• [SUPPLIED DATA]
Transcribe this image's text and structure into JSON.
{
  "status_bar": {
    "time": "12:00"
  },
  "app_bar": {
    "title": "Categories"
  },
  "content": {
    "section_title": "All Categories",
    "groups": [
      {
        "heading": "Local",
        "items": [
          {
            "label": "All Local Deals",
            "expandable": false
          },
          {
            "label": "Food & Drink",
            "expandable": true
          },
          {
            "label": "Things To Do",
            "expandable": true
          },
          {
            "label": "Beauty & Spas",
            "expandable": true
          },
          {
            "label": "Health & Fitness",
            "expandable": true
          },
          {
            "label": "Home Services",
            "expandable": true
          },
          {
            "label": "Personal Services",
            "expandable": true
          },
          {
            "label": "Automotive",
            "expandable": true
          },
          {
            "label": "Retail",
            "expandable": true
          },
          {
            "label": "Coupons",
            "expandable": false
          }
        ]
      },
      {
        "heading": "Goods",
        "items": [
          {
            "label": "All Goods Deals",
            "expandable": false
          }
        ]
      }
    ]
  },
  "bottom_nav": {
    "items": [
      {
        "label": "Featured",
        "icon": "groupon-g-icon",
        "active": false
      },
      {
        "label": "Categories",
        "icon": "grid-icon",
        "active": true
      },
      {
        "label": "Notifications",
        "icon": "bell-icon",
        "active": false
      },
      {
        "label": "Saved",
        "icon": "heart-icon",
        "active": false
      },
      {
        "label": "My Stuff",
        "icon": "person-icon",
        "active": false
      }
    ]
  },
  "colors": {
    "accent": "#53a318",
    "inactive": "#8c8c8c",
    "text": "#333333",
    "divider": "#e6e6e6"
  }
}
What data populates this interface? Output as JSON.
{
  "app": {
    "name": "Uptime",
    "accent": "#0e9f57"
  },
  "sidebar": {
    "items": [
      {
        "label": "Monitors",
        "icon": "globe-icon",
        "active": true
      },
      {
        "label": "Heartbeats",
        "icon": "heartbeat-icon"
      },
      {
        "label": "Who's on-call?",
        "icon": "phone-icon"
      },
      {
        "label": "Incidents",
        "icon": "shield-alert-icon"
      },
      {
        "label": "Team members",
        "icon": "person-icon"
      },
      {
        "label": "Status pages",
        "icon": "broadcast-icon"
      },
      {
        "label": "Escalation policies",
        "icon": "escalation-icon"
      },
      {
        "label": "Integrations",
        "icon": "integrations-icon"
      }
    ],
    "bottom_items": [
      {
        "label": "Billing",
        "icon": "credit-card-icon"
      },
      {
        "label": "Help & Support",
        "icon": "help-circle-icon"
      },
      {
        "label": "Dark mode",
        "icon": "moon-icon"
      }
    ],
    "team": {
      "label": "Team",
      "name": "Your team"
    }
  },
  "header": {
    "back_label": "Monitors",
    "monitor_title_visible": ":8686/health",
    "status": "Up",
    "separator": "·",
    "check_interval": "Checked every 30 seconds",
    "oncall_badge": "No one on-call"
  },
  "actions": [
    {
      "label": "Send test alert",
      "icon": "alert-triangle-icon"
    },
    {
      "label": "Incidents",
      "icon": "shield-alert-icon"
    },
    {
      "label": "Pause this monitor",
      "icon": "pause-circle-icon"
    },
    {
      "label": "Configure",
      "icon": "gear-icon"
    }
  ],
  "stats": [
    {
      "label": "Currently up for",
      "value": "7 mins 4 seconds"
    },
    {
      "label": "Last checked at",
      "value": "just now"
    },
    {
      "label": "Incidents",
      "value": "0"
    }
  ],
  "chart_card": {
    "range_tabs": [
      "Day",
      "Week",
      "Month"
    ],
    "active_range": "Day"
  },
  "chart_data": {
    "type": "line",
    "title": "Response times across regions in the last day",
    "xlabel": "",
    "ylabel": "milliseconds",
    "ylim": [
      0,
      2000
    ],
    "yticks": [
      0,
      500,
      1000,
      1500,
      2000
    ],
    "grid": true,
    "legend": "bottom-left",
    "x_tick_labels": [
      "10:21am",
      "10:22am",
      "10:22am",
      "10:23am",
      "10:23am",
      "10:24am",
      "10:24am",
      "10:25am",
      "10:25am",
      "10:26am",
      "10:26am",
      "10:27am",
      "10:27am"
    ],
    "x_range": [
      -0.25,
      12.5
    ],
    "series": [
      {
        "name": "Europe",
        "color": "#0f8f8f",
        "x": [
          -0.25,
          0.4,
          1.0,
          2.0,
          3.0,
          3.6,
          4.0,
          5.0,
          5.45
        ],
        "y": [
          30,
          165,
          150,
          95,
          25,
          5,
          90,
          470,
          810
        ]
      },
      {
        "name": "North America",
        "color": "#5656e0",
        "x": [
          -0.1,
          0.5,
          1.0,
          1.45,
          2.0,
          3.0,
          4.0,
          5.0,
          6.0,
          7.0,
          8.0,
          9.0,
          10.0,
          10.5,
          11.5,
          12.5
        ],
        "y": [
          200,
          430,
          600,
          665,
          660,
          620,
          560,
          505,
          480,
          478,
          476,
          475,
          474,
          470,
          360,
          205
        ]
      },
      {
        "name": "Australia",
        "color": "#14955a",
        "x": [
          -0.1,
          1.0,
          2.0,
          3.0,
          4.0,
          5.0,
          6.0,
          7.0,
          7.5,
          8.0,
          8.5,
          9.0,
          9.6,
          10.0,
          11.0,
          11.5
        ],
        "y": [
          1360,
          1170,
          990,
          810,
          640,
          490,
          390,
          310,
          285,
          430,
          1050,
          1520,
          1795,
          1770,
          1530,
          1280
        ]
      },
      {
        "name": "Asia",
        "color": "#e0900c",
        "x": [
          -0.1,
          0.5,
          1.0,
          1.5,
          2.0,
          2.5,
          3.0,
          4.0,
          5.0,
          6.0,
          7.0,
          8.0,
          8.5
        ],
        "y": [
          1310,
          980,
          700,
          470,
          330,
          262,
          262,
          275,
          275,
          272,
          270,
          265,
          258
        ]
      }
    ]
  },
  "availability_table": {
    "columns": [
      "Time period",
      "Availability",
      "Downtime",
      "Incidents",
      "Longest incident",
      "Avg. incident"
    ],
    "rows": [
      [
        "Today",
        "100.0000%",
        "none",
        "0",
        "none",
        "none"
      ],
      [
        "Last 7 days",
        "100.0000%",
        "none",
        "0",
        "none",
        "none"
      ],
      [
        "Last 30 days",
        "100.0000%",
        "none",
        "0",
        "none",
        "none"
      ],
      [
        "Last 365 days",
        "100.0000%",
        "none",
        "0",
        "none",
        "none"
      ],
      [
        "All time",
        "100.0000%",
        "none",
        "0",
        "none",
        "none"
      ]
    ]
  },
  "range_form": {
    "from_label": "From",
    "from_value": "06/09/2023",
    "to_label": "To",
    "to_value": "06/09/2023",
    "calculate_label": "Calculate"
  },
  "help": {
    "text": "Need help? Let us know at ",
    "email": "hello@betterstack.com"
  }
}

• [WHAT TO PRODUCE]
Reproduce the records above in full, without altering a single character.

• [TASK OUTPUT]
Transcribe this image's text and structure into JSON.
{
  "status_bar": {
    "time": "12:00"
  },
  "app_bar": {
    "title": "Categories"
  },
  "content": {
    "section_title": "All Categories",
    "groups": [
      {
        "heading": "Local",
        "items": [
          {
            "label": "All Local Deals",
            "expandable": false
          },
          {
            "label": "Food & Drink",
            "expandable": true
          },
          {
            "label": "Things To Do",
            "expandable": true
          },
          {
            "label": "Beauty & Spas",
            "expandable": true
          },
          {
            "label": "Health & Fitness",
            "expandable": true
          },
          {
            "label": "Home Services",
            "expandable": true
          },
          {
            "label": "Personal Services",
            "expandable": true
          },
          {
            "label": "Automotive",
            "expandable": true
          },
          {
            "label": "Retail",
            "expandable": true
          },
          {
            "label": "Coupons",
            "expandable": false
          }
        ]
      },
      {
        "heading": "Goods",
        "items": [
          {
            "label": "All Goods Deals",
            "expandable": false
          }
        ]
      }
    ]
  },
  "bottom_nav": {
    "items": [
      {
        "label": "Featured",
        "icon": "groupon-g-icon",
        "active": false
      },
      {
        "label": "Categories",
        "icon": "grid-icon",
        "active": true
      },
      {
        "label": "Notifications",
        "icon": "bell-icon",
        "active": false
      },
      {
        "label": "Saved",
        "icon": "heart-icon",
        "active": false
      },
      {
        "label": "My Stuff",
        "icon": "person-icon",
        "active": false
      }
    ]
  },
  "colors": {
    "accent": "#53a318",
    "inactive": "#8c8c8c",
    "text": "#333333",
    "divider": "#e6e6e6"
  }
}
What data populates this interface? Output as JSON.
{
  "app": {
    "name": "Uptime",
    "accent": "#0e9f57"
  },
  "sidebar": {
    "items": [
      {
        "label": "Monitors",
        "icon": "globe-icon",
        "active": true
      },
      {
        "label": "Heartbeats",
        "icon": "heartbeat-icon"
      },
      {
        "label": "Who's on-call?",
        "icon": "phone-icon"
      },
      {
        "label": "Incidents",
        "icon": "shield-alert-icon"
      },
      {
        "label": "Team members",
        "icon": "person-icon"
      },
      {
        "label": "Status pages",
        "icon": "broadcast-icon"
      },
      {
        "label": "Escalation policies",
        "icon": "escalation-icon"
      },
      {
        "label": "Integrations",
        "icon": "integrations-icon"
      }
    ],
    "bottom_items": [
      {
        "label": "Billing",
        "icon": "credit-card-icon"
      },
      {
        "label": "Help & Support",
        "icon": "help-circle-icon"
      },
      {
        "label": "Dark mode",
        "icon": "moon-icon"
      }
    ],
    "team": {
      "label": "Team",
      "name": "Your team"
    }
  },
  "header": {
    "back_label": "Monitors",
    "monitor_title_visible": ":8686/health",
    "status": "Up",
    "separator": "·",
    "check_interval": "Checked every 30 seconds",
    "oncall_badge": "No one on-call"
  },
  "actions": [
    {
      "label": "Send test alert",
      "icon": "alert-triangle-icon"
    },
    {
      "label": "Incidents",
      "icon": "shield-alert-icon"
    },
    {
      "label": "Pause this monitor",
      "icon": "pause-circle-icon"
    },
    {
      "label": "Configure",
      "icon": "gear-icon"
    }
  ],
  "stats": [
    {
      "label": "Currently up for",
      "value": "7 mins 4 seconds"
    },
    {
      "label": "Last checked at",
      "value": "just now"
    },
    {
      "label": "Incidents",
      "value": "0"
    }
  ],
  "chart_card": {
    "range_tabs": [
      "Day",
      "Week",
      "Month"
    ],
    "active_range": "Day"
  },
  "chart_data": {
    "type": "line",
    "title": "Response times across regions in the last day",
    "xlabel": "",
    "ylabel": "milliseconds",
    "ylim": [
      0,
      2000
    ],
    "yticks": [
      0,
      500,
      1000,
      1500,
      2000
    ],
    "grid": true,
    "legend": "bottom-left",
    "x_tick_labels": [
      "10:21am",
      "10:22am",
      "10:22am",
      "10:23am",
      "10:23am",
      "10:24am",
      "10:24am",
      "10:25am",
      "10:25am",
      "10:26am",
      "10:26am",
      "10:27am",
      "10:27am"
    ],
    "x_range": [
      -0.25,
      12.5
    ],
    "series": [
      {
        "name": "Europe",
        "color": "#0f8f8f",
        "x": [
          -0.25,
          0.4,
          1.0,
          2.0,
          3.0,
          3.6,
          4.0,
          5.0,
          5.45
        ],
        "y": [
          30,
          165,
          150,
          95,
          25,
          5,
          90,
          470,
          810
        ]
      },
      {
        "name": "North America",
        "color": "#5656e0",
        "x": [
          -0.1,
          0.5,
          1.0,
          1.45,
          2.0,
          3.0,
          4.0,
          5.0,
          6.0,
          7.0,
          8.0,
          9.0,
          10.0,
          10.5,
          11.5,
          12.5
        ],
        "y": [
          200,
          430,
          600,
          665,
          660,
          620,
          560,
          505,
          480,
          478,
          476,
          475,
          474,
          470,
          360,
          205
        ]
      },
      {
        "name": "Australia",
        "color": "#14955a",
        "x": [
          -0.1,
          1.0,
          2.0,
          3.0,
          4.0,
          5.0,
          6.0,
          7.0,
          7.5,
          8.0,
          8.5,
          9.0,
          9.6,
          10.0,
          11.0,
          11.5
        ],
        "y": [
          1360,
          1170,
          990,
          810,
          640,
          490,
          390,
          310,
          285,
          430,
          1050,
          1520,
          1795,
          1770,
          1530,
          1280
        ]
      },
      {
        "name": "Asia",
        "color": "#e0900c",
        "x": [
          -0.1,
          0.5,
          1.0,
          1.5,
          2.0,
          2.5,
          3.0,
          4.0,
          5.0,
          6.0,
          7.0,
          8.0,
          8.5
        ],
        "y": [
          1310,
          980,
          700,
          470,
          330,
          262,
          262,
          275,
          275,
          272,
          270,
          265,
          258
        ]
      }
    ]
  },
  "availability_table": {
    "columns": [
      "Time period",
      "Availability",
      "Downtime",
      "Incidents",
      "Longest incident",
      "Avg. incident"
    ],
    "rows": [
      [
        "Today",
        "100.0000%",
        "none",
        "0",
        "none",
        "none"
      ],
      [
        "Last 7 days",
        "100.0000%",
        "none",
        "0",
        "none",
        "none"
      ],
      [
        "Last 30 days",
        "100.0000%",
        "none",
        "0",
        "none",
        "none"
      ],
      [
        "Last 365 days",
        "100.0000%",
        "none",
        "0",
        "none",
        "none"
      ],
      [
        "All time",
        "100.0000%",
        "none",
        "0",
        "none",
        "none"
      ]
    ]
  },
  "range_form": {
    "from_label": "From",
    "from_value": "06/09/2023",
    "to_label": "To",
    "to_value": "06/09/2023",
    "calculate_label": "Calculate"
  },
  "help": {
    "text": "Need help? Let us know at ",
    "email": "hello@betterstack.com"
  }
}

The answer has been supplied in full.